Where does the word "title" show up in the data? Please find each such line and copy it.
[Opening Supplied records section]
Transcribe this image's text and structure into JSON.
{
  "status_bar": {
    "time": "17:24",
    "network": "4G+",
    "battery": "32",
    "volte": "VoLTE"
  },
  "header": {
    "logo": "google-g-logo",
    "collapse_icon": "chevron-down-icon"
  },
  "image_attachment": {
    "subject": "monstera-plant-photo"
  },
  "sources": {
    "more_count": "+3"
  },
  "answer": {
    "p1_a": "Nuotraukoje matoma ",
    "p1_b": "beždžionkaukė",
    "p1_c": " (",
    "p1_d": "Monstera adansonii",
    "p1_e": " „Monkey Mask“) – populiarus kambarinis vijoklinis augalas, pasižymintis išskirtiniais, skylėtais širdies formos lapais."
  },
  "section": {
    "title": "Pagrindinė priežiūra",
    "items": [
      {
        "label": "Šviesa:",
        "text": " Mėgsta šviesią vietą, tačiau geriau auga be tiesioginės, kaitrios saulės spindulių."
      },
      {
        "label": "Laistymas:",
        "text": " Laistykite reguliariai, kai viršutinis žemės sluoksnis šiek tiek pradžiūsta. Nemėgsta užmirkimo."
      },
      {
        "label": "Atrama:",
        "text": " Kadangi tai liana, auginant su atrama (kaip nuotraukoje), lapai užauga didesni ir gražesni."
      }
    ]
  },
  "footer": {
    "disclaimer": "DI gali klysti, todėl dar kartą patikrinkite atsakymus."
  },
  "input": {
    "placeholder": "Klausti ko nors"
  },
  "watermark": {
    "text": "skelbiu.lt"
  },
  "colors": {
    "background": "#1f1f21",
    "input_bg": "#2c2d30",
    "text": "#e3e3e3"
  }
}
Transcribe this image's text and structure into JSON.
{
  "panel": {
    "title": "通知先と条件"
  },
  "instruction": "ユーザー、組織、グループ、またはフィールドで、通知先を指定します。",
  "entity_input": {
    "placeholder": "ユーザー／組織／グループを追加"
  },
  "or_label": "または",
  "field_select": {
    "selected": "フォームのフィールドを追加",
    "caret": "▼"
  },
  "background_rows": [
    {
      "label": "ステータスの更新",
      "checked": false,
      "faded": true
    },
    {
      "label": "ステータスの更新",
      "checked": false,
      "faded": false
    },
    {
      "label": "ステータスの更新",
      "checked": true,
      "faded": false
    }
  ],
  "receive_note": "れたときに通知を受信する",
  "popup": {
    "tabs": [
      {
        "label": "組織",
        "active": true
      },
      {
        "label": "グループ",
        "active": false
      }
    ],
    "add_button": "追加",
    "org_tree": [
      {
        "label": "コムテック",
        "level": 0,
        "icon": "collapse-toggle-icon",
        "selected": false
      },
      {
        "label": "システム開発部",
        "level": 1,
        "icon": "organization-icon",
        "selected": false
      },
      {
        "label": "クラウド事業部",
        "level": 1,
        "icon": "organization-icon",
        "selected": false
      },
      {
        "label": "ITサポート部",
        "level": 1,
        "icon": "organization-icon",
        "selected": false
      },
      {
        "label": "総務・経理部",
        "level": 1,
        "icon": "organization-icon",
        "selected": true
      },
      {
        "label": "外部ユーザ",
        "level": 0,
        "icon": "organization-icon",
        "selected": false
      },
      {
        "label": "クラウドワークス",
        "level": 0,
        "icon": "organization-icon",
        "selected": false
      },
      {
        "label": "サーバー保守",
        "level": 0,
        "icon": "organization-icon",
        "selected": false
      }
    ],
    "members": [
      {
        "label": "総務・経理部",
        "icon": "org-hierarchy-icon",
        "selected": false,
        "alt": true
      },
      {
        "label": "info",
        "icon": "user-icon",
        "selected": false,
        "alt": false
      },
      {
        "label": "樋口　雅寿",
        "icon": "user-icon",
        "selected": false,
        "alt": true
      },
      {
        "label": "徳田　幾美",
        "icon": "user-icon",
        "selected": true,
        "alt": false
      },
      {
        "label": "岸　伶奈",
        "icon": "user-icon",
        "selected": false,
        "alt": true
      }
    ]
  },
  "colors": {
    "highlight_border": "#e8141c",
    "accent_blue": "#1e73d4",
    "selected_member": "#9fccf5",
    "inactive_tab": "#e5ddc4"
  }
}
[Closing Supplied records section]
• Task output:
    "title": "Pagrindinė priežiūra",
    "title": "通知先と条件"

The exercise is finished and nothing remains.